The re-release of the 60s musical film soundtrack “Bye Bye Birdie” has the kids in a twitter! Guest Contributor Scott Redman gives a listen and reports:
The opening chords of the title song “Bye Bye Birdie” is enough to make a grown woman (or man) stand up shake their maracas and put on a happy face. The recent re-release of the film soundtrack is back on the shelves with newly mastered vocals and additional bonus tracks.
A truly American tale, pop sensation Conrad Birdie (Jesse Pearson), enlists in the military as a strong and healthy boy to join the Korean War. Meanwhile, his scatterbrain agent and songwriter Albert, a limber, full voiced Dick Van Dyke is struggling to balance his career with his Spanish Rose (a wickedly seductive Janet Leigh). A contest ensues offering up “One Last Kiss” to a lucky girl – enter Kim McAfee, played by sexpot Ann-Margret and family (Paul Lynde from “Hollywood Squares” as Dad and Mary LaRoche as Mom). Conrad and the kids of Sweet Apple are in for a wild ride before the noble lad heads to the front lines.
Conrad carries the Elvis inspired tunes with “Honestly Sincere” and “One Last Kiss.” The rock ‘n roll riffs are balanced with charming ballads “How Lovely to Be a Woman” and “One Boy.” Dick Van Dyke delivers the standard, “Put On A Happy Face,” now considered a trademark of the musical theater anthology, while Paul Lynde sharply complains about “Kids” and the turmoil of raising rambunctious youth.
The bonus tracks are not to be missed. The 60s nightclub version of “How Lovely To Be A Woman” showcases the sultry allure that made Ann-Margret into a mega star playing the sassy girl next door, Kim MacAfee.
The musical’s premise is light and airy but should not be dismissed for its simplistic structure. Charles Strouse and Lee Adams’ score is fun, sharp and boundary breaking: they were the first to incorporate “rock music” into a book musical.

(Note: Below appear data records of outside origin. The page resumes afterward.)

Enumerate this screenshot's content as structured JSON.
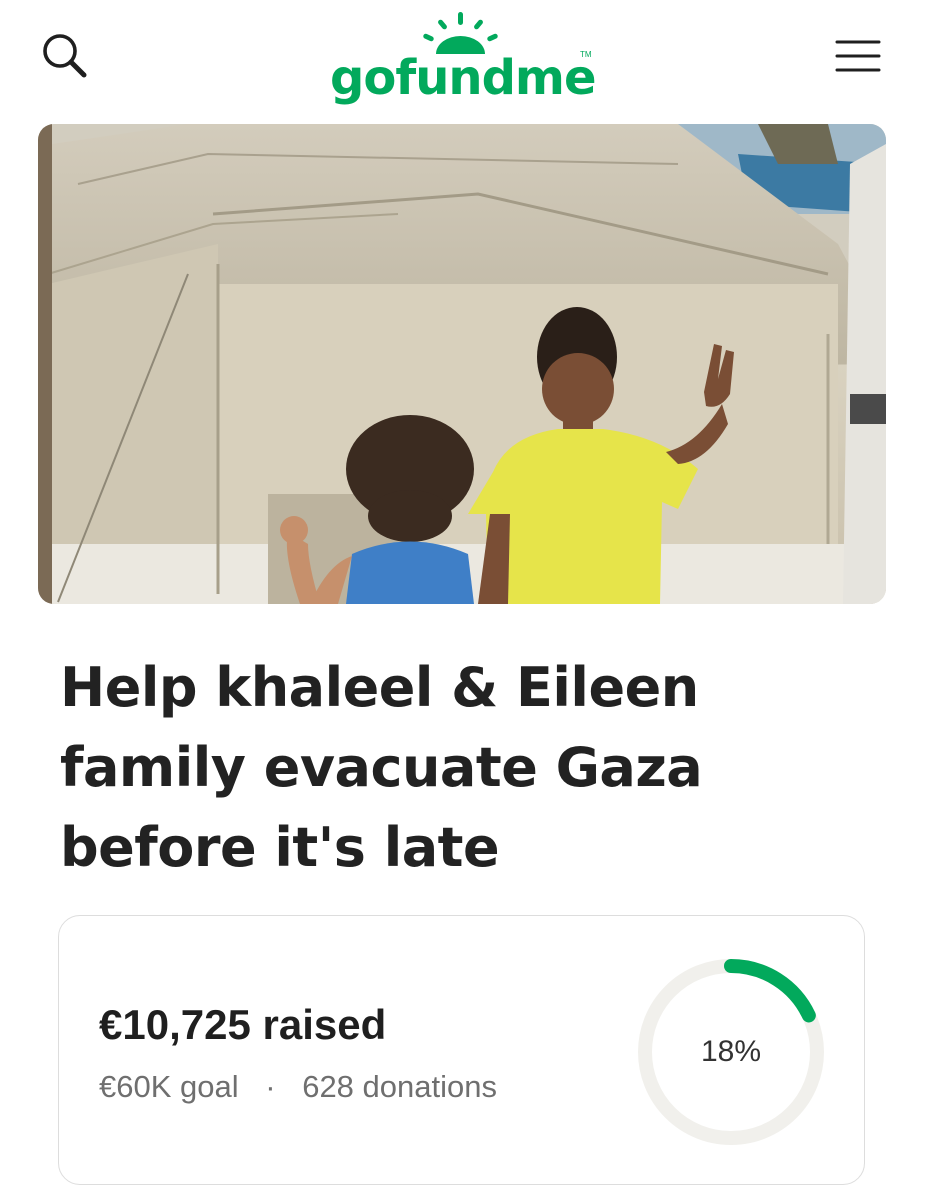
{
  "header": {
    "logo_text": "gofundme",
    "logo_tm": "TM",
    "search_icon": "search-icon",
    "menu_icon": "hamburger-menu-icon",
    "brand_color": "#02a95c"
  },
  "campaign": {
    "title": "Help khaleel & Eileen family evacuate Gaza before it's late"
  },
  "progress": {
    "raised": "€10,725 raised",
    "goal": "€60K goal",
    "separator": "·",
    "donations": "628 donations",
    "percent_label": "18%",
    "percent_value": 0.18,
    "ring_color": "#02a95c",
    "track_color": "#f1f0ec"
  }
}
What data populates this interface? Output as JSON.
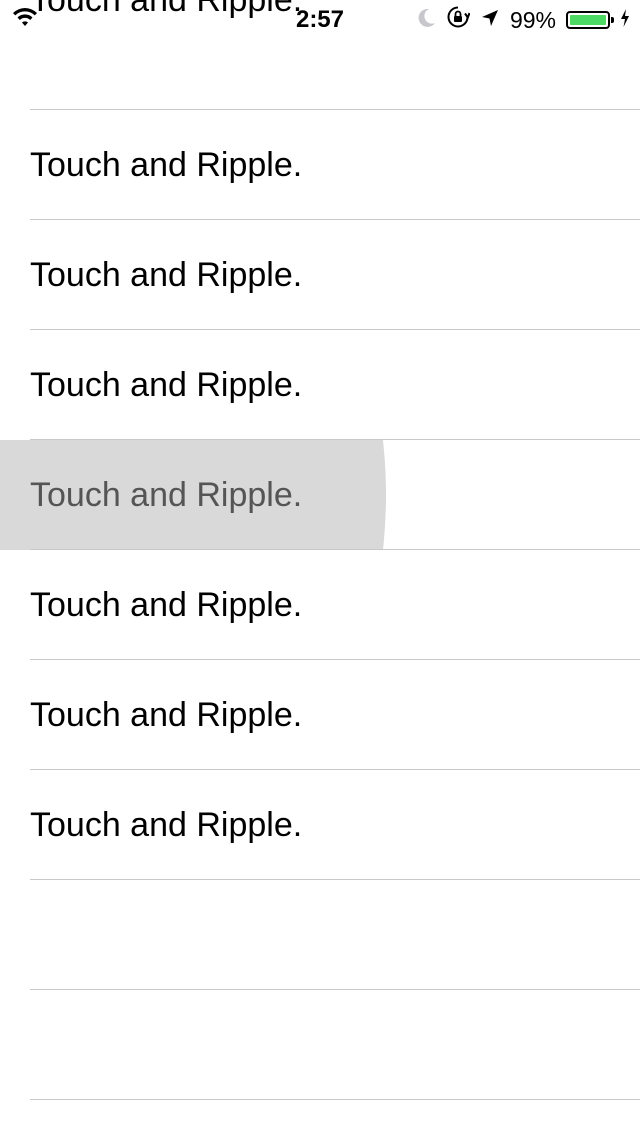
{
  "status_bar": {
    "time": "2:57",
    "battery_percent": "99%",
    "battery_level": 0.99,
    "icons": [
      "wifi-icon",
      "moon-icon",
      "rotation-lock-icon",
      "location-arrow-icon",
      "battery-icon",
      "charging-bolt-icon"
    ],
    "battery_color": "#4cd964"
  },
  "list": {
    "rows": [
      {
        "label": "Touch and Ripple."
      },
      {
        "label": "Touch and Ripple."
      },
      {
        "label": "Touch and Ripple."
      },
      {
        "label": "Touch and Ripple."
      },
      {
        "label": "Touch and Ripple."
      },
      {
        "label": "Touch and Ripple."
      },
      {
        "label": "Touch and Ripple."
      },
      {
        "label": "Touch and Ripple."
      },
      {
        "label": ""
      },
      {
        "label": ""
      }
    ],
    "pressed_row_index": 4,
    "ripple_color": "#d9d9d9",
    "separator_color": "#c8c7cc"
  }
}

Often ridiculed for being over trite and fluffy, “Bye, Bye Birdie” is one of the most performed musicals in high schools and community theaters across the country. “Bye Bye Birdie” is to musical theater what Norman Rockwell is to painting, depicting Main Street and the American family. The film’s re-mastered soundtrack celebrates everyday life and honors an era when teenagers more innocently had “A Lot of Livin’ To Do.”
And we couldn’t leave our Broadway Blog readers without this special Ann-Margret find…